London wrote during the Golden Age of Magazines, and advertising comprised half the content. Ads offer a fascinating look at the culture of the time.
Jim Crow Museum
of Racist Memorabilia
From Ferris State University, a wealth of imagery and artifacts that illustrate the proliferation of anti-Black stereotypes. Good material for a lesson plan on racism.
When London established his Beauty Ranch, he exemplified the ideals of the Country Life Movement. Bailey was a key figure in this back-to-the-land argument in the early 1900s.
and Physical Culture
MacFadden was a key figure in the development of physical exercise and the body beautiful during the Progressive Era.
Lewis Hine: Child Labor in America, 1908-1912
An extensive collection of Hine's revealing photography of children at work in factories and elsewhere that helped the cause of child advocates. These could provoke some interesting discussions and the basis for assignments.

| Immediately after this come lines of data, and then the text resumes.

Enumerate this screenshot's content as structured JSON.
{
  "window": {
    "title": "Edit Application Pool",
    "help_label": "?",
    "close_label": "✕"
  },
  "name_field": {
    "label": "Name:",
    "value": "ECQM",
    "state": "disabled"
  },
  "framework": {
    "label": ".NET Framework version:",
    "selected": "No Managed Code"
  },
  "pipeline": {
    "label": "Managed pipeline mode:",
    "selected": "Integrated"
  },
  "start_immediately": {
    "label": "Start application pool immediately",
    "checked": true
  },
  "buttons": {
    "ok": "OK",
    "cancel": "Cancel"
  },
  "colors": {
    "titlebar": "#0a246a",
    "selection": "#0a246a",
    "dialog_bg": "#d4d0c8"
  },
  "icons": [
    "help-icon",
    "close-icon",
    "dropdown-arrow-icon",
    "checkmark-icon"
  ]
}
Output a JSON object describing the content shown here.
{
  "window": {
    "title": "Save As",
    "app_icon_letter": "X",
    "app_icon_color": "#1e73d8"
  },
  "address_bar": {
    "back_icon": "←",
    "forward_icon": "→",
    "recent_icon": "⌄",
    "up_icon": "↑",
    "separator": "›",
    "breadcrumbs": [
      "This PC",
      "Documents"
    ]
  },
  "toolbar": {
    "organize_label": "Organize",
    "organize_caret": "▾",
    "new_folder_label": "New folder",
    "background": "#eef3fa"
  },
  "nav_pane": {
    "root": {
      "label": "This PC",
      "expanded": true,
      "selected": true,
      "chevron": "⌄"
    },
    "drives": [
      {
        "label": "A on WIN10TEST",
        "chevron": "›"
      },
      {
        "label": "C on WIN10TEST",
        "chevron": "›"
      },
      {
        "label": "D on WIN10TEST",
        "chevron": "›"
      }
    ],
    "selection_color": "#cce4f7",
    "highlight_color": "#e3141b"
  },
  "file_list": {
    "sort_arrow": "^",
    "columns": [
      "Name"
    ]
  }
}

Virtual Museum of the City of San Francisco
Documents, photographs, and even a few films on all aspects of San Francisco history. No descriptions on the entries, and unsophisticated design, but the sources are very informative.
From Harvard University, this collection includes thousands of sources, along with Teachers Resources on such themes as Immigration and Whiteness, or Making a Cleaner Society.
History and links to key sites on this major movement of the era.
Age of Imperialism
Readings and a lesson plan, Including material on Hawaiian overthrow, Social Darwinism, the Monroe Doctrine, and more.
Evolution of the Conservation Movement, 1850-1920
An extensively hyperlinked time line of the movement, from the Library of Congress. Match this with "All Gold Canyon."
The 1898 Gold
Teacher and student materials to accompany the PBS American Experience program on the rush.